|sweet rice with fresh mango and Fredericksburg peaches|
A few weeks ago, one of my childhood friends (the same one who was married in Greece a few years ago) and I took a cooking class at Thai Fresh in South Austin. She is very well-traveled, sort of my travel idol actually, and has a good appreciation for good food from around the world. I am a big fan of Thai food, but have never tackled making any on my own, so we met up for a little educational excursion.
Jam, who owns and runs Thai Fresh with her husband, was a great teacher. The class was well-organized and she took the time to explain ingredients and the reasons behind certain techniques, which was great since things like pandan leaves are pretty much unknown to most of us, and we may have heard of keffir lime leaves or galangal but probably haven't actually worked with them. And while the techniques are very straightforward and simple, it is as slightly different approach than how I usually cook. She filled us in on where to buy ingredients, the best brands to look for, and which substitutions to avoid and which would work. Her approach to cooking is similar to mine though, in that she makes use of ingredients that are in season and local as much as possible, so dishes will vary a bit each time you make them depending on the season.
|Tom Kha Gai soup|
The class was titled "Thai Favorites," and we made a variety of dishes. One of my favorites, Tom Kha Gai soup (coconut chicken), was far easier than I would have imagined it to be.
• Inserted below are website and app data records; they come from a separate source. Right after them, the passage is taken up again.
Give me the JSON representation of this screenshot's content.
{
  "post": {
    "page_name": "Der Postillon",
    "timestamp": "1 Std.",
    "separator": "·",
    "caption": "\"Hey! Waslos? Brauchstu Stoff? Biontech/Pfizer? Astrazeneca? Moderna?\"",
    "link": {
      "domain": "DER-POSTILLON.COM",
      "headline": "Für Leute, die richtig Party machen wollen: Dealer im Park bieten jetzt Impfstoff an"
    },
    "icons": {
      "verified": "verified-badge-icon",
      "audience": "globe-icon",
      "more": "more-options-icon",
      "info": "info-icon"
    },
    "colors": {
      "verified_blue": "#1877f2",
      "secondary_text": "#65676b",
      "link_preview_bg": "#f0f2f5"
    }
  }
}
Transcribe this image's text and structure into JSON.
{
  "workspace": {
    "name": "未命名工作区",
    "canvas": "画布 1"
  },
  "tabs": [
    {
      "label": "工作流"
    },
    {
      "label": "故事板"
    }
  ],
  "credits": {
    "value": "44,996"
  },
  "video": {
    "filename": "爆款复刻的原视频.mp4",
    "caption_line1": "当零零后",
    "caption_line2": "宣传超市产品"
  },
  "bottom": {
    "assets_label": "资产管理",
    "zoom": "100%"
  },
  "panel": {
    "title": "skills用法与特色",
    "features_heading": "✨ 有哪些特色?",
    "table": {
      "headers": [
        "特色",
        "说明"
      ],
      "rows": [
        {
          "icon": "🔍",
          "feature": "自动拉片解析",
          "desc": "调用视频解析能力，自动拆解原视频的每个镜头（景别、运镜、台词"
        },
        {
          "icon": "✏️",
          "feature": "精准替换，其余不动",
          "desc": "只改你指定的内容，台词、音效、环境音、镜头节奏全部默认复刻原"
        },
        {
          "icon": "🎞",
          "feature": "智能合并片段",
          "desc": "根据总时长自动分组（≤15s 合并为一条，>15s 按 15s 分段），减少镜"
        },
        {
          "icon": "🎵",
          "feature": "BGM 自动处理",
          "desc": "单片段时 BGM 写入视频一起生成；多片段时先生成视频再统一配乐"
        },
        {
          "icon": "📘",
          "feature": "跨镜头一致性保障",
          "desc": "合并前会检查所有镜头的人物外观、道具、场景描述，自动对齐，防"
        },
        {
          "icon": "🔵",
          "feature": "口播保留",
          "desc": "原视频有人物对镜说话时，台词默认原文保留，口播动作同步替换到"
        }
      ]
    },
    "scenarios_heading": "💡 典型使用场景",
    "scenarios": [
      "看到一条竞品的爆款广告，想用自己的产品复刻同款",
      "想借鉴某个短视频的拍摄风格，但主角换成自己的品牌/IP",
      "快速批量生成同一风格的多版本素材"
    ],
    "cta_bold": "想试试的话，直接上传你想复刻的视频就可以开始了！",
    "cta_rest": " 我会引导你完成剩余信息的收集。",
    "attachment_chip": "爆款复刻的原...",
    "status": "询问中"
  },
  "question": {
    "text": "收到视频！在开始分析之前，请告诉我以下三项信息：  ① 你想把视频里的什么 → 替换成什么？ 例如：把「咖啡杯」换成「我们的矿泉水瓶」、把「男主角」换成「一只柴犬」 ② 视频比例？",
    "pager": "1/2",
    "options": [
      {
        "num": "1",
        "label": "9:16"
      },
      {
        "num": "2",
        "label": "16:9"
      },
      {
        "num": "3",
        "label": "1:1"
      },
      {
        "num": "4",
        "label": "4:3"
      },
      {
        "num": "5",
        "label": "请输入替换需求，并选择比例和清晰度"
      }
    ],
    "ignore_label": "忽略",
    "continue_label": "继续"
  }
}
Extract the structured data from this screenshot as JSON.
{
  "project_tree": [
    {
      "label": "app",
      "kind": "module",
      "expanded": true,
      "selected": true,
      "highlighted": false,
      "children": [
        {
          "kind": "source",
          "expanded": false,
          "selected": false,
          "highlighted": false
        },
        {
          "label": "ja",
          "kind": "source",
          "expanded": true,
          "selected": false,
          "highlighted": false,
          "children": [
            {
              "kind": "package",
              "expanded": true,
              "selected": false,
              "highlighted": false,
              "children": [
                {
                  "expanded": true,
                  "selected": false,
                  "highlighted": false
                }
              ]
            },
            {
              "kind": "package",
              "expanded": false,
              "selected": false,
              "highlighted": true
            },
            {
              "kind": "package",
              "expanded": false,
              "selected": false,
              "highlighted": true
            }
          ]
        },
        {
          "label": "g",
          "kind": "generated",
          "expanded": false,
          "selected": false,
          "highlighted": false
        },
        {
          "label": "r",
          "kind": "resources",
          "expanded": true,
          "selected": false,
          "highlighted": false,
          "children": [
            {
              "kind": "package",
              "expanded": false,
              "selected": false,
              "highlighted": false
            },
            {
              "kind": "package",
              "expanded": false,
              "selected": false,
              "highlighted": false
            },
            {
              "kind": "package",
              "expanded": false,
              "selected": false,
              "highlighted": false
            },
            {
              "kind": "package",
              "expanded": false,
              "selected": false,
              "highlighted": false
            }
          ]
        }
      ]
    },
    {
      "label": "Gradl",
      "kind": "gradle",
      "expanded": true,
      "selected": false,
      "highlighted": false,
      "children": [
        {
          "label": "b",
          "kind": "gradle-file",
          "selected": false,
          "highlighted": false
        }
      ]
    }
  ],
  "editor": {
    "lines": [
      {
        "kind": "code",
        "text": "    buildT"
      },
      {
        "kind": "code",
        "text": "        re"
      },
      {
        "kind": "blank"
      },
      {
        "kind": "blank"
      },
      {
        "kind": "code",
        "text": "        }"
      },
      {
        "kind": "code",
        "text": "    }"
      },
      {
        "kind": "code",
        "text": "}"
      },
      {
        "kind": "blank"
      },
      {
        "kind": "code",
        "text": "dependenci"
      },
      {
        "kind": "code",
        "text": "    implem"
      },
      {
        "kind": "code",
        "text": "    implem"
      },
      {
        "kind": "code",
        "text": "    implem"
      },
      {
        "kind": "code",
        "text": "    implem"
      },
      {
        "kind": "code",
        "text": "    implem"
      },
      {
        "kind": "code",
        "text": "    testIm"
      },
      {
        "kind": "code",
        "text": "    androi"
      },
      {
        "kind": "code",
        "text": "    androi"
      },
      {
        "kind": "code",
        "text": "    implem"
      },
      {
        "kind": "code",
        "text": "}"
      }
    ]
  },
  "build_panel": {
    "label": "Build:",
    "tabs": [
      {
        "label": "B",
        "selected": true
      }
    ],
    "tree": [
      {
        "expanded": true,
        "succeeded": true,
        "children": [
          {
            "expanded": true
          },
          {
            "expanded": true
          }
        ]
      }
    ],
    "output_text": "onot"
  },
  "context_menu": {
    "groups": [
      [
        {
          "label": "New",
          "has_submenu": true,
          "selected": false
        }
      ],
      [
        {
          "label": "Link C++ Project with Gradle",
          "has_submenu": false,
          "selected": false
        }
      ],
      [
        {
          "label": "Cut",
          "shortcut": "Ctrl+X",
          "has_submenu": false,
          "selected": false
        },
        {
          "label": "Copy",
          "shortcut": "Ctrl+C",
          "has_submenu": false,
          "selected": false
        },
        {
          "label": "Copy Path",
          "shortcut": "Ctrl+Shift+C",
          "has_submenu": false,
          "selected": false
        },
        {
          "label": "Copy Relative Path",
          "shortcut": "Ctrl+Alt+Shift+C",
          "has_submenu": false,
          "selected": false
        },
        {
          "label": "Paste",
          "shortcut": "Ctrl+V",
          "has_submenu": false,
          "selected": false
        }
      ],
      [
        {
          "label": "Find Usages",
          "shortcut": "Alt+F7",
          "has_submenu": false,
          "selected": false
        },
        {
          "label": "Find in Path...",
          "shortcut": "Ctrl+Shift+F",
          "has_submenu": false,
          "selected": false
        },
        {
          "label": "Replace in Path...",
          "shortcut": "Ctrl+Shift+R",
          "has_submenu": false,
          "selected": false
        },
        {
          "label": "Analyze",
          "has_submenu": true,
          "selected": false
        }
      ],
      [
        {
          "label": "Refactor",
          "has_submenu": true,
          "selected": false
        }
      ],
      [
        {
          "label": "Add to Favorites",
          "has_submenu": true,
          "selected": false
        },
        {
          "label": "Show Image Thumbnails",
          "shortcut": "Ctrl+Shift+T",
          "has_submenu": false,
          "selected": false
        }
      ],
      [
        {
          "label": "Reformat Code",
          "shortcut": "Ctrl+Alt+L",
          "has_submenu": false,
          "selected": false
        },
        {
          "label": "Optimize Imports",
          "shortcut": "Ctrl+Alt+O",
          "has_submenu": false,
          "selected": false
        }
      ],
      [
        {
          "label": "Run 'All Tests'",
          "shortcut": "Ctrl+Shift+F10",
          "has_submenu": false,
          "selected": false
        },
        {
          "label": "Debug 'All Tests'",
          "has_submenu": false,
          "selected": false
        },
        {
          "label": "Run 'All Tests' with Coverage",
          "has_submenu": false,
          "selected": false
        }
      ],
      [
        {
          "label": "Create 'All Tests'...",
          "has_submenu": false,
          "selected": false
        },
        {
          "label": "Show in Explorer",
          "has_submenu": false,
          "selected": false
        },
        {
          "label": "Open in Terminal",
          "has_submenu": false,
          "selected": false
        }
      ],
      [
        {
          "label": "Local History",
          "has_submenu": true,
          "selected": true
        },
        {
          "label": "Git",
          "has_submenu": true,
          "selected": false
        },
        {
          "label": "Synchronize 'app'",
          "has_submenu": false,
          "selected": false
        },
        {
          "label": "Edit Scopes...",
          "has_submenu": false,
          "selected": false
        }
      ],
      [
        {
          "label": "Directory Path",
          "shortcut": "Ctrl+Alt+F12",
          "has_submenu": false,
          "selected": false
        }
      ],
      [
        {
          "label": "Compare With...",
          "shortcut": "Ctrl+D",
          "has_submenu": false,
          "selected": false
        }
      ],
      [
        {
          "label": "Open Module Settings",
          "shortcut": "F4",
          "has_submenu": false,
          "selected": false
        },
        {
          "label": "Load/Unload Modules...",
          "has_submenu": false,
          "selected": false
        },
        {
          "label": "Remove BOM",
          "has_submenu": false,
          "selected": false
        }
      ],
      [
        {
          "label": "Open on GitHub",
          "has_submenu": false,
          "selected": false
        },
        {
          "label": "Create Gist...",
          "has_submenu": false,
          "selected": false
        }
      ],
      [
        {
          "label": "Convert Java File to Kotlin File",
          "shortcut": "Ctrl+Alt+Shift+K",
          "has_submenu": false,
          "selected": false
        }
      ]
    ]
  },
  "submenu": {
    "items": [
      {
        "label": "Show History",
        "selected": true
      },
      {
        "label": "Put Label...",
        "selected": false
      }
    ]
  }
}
We also made Pad Thai and a red curry with chicken and eggplant. Both were great, but I was partial to the curry, which was just a subtle and perfect blend of the flavors that Thai food strives to balance: sweet, sour, hot, and salty. We finished the meal with a sweet rice served with mango that was also just wonderful.
So then came the time for me to try making some of these at home. I had gotten yellow squash and mango in my most recent Farmhouse Delivery, so I knew I wanted to try the curry and the sweet rice. I made a lunch time trip to MT Supermarket, which is very close to where I work, to pick up some of the other ingredients. They had everything I needed (and then some!) except the keffir lime leaves, which they were out of and pandan leaves. Thai Fresh also sells groceries, and I intended to stop there, but time got away from me, so this ended up being a bit of an experiment on substitutions.
Jam had said not to use lime juice in place of the keffir lime leaves because it would be too overwhelming, but I tried using a tiny bit of lime zest (about 1/4 tsp) in the red curry. I really don't think it added anything, and when you got a bite that actually had the zest in it, I thought it was too much. Natural Gardener has small keffir lime trees for sale, so I think I will just get one and keep it potted for future curries... they are pretty trees anyhow (but thorny).
Overall though, the curry was still a keeper, and the yellow squash were perfect in it.
I was also missing the pandan leaves for the sticky rice, and for those of you unfamiliar with them, they provide sort of a vanilla flavor. So, I added 1/4 tsp of some of the lovely Mexican vanilla I got on my trip to the Yucatan last summer. I intended to just start with a small amount and taste then add more if necessary, but 1/4 tsp ended up being plenty. It was not exact, and the pandan leaves were better... again just more subtle, and the syrup was good on it's own without adding any vanilla (the pandan leaves are optional in the recipe), but I liked it enough that I will use that substitute again if pandan leaves are M.I.A.
The Thai fresh website has a lot of great info about Thai food and cooking, and Jam has a blog as well. I highly recommend taking a class too, for anyone in Austin or nearby who may be interested. I will going back for more—probably the class on curries—that is for sure.